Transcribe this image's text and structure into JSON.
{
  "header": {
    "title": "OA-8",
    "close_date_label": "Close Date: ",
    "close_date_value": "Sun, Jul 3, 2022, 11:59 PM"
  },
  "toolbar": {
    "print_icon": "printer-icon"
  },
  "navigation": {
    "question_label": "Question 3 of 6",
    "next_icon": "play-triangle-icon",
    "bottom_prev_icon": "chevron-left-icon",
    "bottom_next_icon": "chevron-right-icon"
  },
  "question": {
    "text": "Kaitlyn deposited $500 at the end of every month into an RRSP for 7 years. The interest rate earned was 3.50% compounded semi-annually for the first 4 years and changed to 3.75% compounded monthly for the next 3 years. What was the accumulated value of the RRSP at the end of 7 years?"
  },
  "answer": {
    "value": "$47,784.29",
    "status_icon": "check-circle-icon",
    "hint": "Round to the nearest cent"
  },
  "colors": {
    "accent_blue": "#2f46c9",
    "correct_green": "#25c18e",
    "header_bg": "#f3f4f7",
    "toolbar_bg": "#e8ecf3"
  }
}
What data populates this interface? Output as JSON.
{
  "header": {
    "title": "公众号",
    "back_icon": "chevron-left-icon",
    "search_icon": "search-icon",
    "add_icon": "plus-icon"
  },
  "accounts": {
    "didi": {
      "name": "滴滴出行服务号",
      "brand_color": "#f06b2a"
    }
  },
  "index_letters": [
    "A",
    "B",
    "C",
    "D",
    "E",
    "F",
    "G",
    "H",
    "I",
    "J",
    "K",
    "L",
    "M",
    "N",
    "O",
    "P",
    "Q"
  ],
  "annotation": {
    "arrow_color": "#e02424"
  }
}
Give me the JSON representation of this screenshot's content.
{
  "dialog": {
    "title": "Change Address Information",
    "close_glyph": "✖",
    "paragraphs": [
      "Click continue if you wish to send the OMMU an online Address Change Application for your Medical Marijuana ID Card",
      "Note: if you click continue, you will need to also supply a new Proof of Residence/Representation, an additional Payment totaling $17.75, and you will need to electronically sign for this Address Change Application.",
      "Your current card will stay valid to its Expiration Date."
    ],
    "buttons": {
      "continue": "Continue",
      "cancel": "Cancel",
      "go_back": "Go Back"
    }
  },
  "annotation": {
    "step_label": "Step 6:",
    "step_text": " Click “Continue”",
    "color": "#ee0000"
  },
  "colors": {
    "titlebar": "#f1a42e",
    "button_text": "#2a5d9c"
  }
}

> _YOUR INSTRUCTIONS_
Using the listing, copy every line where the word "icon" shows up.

> _REPLY_
    "print_icon": "printer-icon"
    "next_icon": "play-triangle-icon",
    "bottom_prev_icon": "chevron-left-icon",
    "bottom_next_icon": "chevron-right-icon"
    "status_icon": "check-circle-icon",
    "back_icon": "chevron-left-icon",
    "search_icon": "search-icon",
    "add_icon": "plus-icon"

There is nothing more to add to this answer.